Before she had her first child six years ago, Jessica Toh, an alumna of Cambridge Judge Business School (MBA 2013), read plenty of books containing tips on infant sleep. All to little avail.
“As a new parent, I never expected that my son, would wake up every few hours for nearly two years, in spite of all the books I read and methods I tried,” she says. “It turned out there were many others in the same position, and I felt in this day and age there must be a way to solve this.”
So Jessica, who also has a one-year-old daughter, co-founded Huckleberry Labs – a startup aiming to help babies and young children to sleep better, fulfilling a long-term entrepreneurial goal to start her own business. The team has developed an app and service that combines data, science and artificial intelligence. “We offer a solution to what BabyCenter calls the number one challenge for new parents“, says Jessica. The app was launched in July this year and already attained thousands of users across 45 countries, largely through word-of-mouth.
How does it work? Parents download the free app from App Store or Google Play and log data about their child’s sleep for one week. Huckleberry Lab’s algorithms and sleep experts analyse the data and provide parents with a personalised step-by-step programme that reflects the child’s age and sleeping patterns. The team can help with various sleep issues such as night waking, insufficient sleep, resisting going to sleep, and nightmares.
Take the example of one-year-old Oliver, who was waking every hour during the night, would only fall asleep while nursing, and was getting much less sleep than recommended.
“First we modified his schedule, which reduced overtiredness. We suggested daytime activities that would help him learn the action of lying down and falling asleep, and also explained gentle steps that transitioned Oliver from nursing to sleep to falling asleep unassisted,” says Jessica. “This cut down night wakings to just a single feeding, and increased the total amount of sleep – and all without simply leaving Oliver to cry it out, which was very important to his family.”
The company currently aims its services at children aged between five months and five years old. “This is because babies’ sleep cycles change when they’re about three or four months old, and we want them to go through this period first,” Jessica explains.
Jessica said she had quite a few ideas while at Cambridge for other businesses, but decided not to pursue them after testing their business cases. “I think it’s important for an entrepreneur to be determined but at the same time know when something isn’t working. Being with a group of people in the MBA programme who were thinking about starting a business was helpful and encouraging,” she says.
Jessica says that starting a business based on her own personal experience “was a real drive for me” because she understood the situation that others were facing: “Understanding first-hand what our customers are going through, and knowing that we can directly improve their lives and wellbeing is huge.”
The California-based company was launched in 2015 and now has seven members of staff, including a chief technology officer, data scientist and paediatric sleep consultants. Jessica is Chief Executive Officer, while her partner and co-founder Seng Toh is looking after the technology side.

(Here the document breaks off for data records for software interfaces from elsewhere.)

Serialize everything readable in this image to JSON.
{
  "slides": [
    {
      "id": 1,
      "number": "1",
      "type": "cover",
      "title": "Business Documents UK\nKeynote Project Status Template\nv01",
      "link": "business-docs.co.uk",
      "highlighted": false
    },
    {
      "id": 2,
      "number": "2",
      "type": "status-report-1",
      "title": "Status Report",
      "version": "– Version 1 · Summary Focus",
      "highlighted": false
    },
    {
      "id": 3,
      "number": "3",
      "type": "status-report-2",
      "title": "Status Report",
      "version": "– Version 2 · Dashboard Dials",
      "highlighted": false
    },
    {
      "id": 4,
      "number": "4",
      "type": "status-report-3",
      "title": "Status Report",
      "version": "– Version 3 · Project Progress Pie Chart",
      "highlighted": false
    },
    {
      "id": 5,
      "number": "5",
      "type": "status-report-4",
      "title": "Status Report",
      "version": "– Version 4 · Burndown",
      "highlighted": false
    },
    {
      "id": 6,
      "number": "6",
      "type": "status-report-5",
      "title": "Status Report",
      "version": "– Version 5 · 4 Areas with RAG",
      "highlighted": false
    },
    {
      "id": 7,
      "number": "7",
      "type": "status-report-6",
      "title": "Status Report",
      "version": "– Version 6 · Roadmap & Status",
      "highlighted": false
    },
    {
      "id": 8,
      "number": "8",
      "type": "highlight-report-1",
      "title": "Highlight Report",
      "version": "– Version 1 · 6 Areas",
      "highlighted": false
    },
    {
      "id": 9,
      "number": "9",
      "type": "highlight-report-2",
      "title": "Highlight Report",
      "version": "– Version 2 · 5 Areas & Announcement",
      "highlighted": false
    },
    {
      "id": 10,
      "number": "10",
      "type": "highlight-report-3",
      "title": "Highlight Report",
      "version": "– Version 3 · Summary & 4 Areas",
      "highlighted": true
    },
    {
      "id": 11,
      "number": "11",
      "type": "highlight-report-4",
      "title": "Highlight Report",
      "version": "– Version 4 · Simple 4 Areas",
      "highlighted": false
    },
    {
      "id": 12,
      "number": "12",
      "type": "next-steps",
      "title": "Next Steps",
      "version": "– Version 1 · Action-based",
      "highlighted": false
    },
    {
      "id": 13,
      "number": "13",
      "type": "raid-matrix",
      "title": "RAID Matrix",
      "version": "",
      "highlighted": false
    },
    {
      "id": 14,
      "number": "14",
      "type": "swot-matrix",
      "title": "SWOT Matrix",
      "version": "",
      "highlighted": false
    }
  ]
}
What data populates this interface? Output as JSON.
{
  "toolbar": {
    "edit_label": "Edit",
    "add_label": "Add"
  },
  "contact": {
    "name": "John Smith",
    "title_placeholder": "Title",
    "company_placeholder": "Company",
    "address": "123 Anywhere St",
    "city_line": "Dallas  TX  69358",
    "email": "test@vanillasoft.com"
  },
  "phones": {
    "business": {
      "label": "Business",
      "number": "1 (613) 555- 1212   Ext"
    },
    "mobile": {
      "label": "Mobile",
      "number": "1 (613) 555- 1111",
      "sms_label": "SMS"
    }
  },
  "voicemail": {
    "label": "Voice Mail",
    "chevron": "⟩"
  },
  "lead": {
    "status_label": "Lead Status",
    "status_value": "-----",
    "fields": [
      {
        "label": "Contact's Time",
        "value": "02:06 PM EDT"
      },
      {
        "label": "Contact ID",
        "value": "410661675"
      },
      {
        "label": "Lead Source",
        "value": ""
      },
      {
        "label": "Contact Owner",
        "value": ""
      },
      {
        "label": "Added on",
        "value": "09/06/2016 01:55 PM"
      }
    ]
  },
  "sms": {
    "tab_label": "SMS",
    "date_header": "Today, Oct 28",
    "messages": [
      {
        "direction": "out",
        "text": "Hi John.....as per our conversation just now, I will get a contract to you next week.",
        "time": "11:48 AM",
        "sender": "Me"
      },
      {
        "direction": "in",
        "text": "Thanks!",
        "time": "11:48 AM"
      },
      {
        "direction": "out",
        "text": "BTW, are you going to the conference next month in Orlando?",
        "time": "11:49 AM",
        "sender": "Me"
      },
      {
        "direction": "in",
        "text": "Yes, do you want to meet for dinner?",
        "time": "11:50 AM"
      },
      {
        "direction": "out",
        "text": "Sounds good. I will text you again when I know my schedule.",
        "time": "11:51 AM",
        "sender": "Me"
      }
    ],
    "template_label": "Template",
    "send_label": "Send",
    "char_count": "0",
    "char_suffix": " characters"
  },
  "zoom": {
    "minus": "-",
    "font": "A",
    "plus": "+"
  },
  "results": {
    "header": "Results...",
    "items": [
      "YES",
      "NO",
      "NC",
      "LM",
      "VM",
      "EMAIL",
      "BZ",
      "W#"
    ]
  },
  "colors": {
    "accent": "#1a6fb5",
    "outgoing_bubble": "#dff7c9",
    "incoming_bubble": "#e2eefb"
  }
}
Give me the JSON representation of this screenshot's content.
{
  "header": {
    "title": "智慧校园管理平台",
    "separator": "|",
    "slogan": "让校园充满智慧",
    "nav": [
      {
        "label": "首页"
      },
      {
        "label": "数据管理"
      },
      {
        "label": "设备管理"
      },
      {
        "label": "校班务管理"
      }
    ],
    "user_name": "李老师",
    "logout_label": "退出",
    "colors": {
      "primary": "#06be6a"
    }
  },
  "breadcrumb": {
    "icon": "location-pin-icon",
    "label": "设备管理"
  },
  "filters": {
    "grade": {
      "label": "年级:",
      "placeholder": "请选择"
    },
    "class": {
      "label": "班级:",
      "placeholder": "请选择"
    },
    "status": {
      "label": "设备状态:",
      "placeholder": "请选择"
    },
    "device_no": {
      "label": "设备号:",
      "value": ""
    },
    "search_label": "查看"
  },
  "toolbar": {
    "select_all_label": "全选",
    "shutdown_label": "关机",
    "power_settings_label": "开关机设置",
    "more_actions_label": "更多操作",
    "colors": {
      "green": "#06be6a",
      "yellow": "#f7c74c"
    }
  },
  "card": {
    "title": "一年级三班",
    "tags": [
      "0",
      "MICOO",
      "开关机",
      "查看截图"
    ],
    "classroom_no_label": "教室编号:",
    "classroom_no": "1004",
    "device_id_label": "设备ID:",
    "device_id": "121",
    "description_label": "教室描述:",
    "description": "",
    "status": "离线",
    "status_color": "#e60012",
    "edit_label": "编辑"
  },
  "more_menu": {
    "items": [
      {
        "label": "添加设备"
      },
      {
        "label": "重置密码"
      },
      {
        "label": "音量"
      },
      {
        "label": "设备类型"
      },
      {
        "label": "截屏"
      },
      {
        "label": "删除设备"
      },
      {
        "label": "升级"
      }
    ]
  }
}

“This worked out perfectly for us. I know some couples can’t work together, but because we are very busy, I’m not sure we’d ever see one another if we didn’t work together!”
When asked what makes a good leader, Jessica said it involves situational and team awareness: “For a startup, a good leader needs to have a vision, be able to bring together a team that is also motivated by this vision. The leader needs to be able to take calculated risks after seeking out and listening to people, and steer the company in the right direction.”
Looking ahead, Huckleberry Labs hopes to become number one choice for parents with young children having troubles with sleeping. “I read a lot of parenting books, which sometimes contradicted each other, when I had my first child,” says Jessica, “but today more and more people expect information to be personalised and at their fingertips. And that’s where we are.”
Jessica is interested in hearing from…
…anyone working in the parenting, mobile, or digital health sectors, and parents of young children.